A folder design
At first I thought of the dashboard patterns I had seen with competitors.
They show the user’s profile on the left, on the top side of the left navigation drawer.
I had seen my vet friends interacting in the clinic, and noticed how they only used 1 user account.
That might be ok in a small clinic, such as theirs, but in a bigger clinic one can’t cut corners or
forget who’s logged in as collaboration and tracking become more important.
So as an assumption, I wanted the user’s component to be prominent.
Prominent user profile
Research had shown that veterinarians often ignore which user profile they’re using. That can be ok
in smaller clinics, but totally not ok in bigger ones.
As I put the user’s profile on the right to make it more prominent, a common web pattern,
I noticed that I had a lot of free estate at the top of the screen.
As the UI modules came together I realized I could use that space not only to show the application status,
and remind the vet the name of the person in front of them, but also to make invoices and quotes.
Of course while visiting a dog or some cat they wouldn’t want to have to navigate to some other page to do that,
and data can be dynamically fetched based on the application state, saving input time to the user.
Keep common actions always actionable
I loved the paradigm the previous interface used to move between clients and their pets effortlessly. So I thought of a side list
and a nonmodal window for pets. That would also make sure the veterinarian remembers the owner’s name while he’s working on the pet, easy extra points.
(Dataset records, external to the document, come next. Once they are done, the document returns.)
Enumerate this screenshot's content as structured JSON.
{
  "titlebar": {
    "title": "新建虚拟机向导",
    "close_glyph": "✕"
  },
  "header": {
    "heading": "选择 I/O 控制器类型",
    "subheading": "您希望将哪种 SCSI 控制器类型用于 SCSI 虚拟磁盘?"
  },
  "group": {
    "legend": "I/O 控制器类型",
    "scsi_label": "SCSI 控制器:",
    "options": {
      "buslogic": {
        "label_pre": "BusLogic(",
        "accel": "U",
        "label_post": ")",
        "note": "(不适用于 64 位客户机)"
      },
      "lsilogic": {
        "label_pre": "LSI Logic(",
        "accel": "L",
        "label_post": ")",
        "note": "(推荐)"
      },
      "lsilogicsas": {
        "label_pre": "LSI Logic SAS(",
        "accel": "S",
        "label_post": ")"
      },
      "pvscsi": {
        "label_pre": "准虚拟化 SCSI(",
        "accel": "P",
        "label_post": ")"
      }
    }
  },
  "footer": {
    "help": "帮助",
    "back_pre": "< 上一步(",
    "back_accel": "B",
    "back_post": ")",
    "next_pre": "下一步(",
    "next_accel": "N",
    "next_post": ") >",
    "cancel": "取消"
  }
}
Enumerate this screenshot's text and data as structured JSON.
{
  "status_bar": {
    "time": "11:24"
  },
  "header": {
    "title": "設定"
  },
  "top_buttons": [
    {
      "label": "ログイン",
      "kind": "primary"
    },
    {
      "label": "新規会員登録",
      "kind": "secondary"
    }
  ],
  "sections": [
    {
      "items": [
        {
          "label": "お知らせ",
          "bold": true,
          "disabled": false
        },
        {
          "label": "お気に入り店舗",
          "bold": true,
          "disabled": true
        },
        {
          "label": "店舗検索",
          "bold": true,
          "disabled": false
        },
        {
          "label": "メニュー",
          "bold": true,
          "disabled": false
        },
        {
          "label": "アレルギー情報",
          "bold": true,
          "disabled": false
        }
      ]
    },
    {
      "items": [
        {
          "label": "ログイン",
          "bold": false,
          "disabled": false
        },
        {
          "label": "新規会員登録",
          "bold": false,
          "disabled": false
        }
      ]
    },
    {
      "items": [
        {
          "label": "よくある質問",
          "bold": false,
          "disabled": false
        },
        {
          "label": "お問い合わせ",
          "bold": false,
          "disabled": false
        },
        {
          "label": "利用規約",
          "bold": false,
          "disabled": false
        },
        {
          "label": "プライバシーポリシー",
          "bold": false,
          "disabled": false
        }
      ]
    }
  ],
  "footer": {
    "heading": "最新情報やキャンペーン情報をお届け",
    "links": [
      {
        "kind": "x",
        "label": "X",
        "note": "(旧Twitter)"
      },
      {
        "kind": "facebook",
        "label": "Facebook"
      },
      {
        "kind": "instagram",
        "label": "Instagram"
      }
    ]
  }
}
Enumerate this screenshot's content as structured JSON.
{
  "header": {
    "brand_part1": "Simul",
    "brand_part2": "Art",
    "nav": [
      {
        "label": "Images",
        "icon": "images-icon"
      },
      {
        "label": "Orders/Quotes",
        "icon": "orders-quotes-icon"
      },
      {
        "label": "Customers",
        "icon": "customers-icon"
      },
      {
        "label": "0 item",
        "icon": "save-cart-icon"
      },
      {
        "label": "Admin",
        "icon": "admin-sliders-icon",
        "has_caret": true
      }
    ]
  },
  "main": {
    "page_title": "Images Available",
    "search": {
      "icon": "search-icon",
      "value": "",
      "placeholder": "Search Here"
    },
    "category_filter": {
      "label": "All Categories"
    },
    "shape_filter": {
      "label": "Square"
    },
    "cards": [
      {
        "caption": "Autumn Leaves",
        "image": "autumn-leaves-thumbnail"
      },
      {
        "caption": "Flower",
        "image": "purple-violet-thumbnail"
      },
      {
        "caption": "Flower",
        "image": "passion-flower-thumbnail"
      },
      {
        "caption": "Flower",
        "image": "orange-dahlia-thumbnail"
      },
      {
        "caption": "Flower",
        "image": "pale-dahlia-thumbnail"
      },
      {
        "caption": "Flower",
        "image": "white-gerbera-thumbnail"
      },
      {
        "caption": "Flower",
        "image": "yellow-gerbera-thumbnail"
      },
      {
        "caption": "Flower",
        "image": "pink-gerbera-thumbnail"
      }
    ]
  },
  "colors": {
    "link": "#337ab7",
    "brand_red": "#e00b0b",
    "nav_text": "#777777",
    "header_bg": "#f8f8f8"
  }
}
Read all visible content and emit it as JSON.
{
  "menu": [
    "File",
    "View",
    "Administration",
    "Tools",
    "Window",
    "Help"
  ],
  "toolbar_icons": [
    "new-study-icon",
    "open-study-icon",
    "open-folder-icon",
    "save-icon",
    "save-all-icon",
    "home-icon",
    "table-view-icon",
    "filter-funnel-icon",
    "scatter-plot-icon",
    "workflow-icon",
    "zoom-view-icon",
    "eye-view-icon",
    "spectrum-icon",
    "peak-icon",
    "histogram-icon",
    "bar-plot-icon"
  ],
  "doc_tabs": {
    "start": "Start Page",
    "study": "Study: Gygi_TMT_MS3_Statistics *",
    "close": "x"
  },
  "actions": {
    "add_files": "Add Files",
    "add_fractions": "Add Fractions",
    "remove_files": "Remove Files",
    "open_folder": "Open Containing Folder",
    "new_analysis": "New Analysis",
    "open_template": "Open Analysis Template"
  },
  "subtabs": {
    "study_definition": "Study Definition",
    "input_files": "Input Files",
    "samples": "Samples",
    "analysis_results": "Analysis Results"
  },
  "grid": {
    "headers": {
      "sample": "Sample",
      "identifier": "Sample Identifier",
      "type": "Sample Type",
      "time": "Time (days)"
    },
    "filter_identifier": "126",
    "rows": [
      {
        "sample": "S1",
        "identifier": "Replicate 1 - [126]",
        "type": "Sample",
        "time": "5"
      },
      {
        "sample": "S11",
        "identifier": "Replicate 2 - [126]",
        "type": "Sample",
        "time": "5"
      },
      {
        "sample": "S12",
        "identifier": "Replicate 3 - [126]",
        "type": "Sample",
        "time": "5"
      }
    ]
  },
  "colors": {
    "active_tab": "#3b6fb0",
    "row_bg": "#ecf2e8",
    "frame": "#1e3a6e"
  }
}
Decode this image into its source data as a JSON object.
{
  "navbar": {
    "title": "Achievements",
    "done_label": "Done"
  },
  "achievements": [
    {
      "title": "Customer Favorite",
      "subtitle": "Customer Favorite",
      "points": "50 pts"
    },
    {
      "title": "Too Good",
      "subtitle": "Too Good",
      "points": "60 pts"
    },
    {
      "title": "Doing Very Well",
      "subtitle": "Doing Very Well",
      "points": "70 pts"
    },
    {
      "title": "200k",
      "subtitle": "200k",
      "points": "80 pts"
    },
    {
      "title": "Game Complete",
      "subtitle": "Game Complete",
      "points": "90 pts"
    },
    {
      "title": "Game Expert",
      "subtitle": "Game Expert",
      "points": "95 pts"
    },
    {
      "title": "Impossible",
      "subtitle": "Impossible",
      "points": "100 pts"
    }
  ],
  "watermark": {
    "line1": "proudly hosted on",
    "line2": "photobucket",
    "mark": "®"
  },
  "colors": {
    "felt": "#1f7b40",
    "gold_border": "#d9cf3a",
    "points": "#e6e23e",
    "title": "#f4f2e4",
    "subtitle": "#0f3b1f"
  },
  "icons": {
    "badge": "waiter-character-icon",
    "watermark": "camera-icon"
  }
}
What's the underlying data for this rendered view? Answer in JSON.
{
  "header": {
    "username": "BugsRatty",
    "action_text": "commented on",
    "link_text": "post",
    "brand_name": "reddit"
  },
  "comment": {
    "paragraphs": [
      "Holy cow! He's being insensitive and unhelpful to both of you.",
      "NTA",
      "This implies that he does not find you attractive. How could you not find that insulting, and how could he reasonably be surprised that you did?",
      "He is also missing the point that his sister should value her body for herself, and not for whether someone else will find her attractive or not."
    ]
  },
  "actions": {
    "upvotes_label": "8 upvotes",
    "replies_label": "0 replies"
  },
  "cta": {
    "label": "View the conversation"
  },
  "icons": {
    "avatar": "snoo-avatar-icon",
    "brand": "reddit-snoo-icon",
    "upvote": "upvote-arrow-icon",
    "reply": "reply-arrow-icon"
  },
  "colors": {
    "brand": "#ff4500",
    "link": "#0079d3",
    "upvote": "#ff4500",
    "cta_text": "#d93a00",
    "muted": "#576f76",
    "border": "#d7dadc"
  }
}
Pets are "under" clients, but clients info should still be visible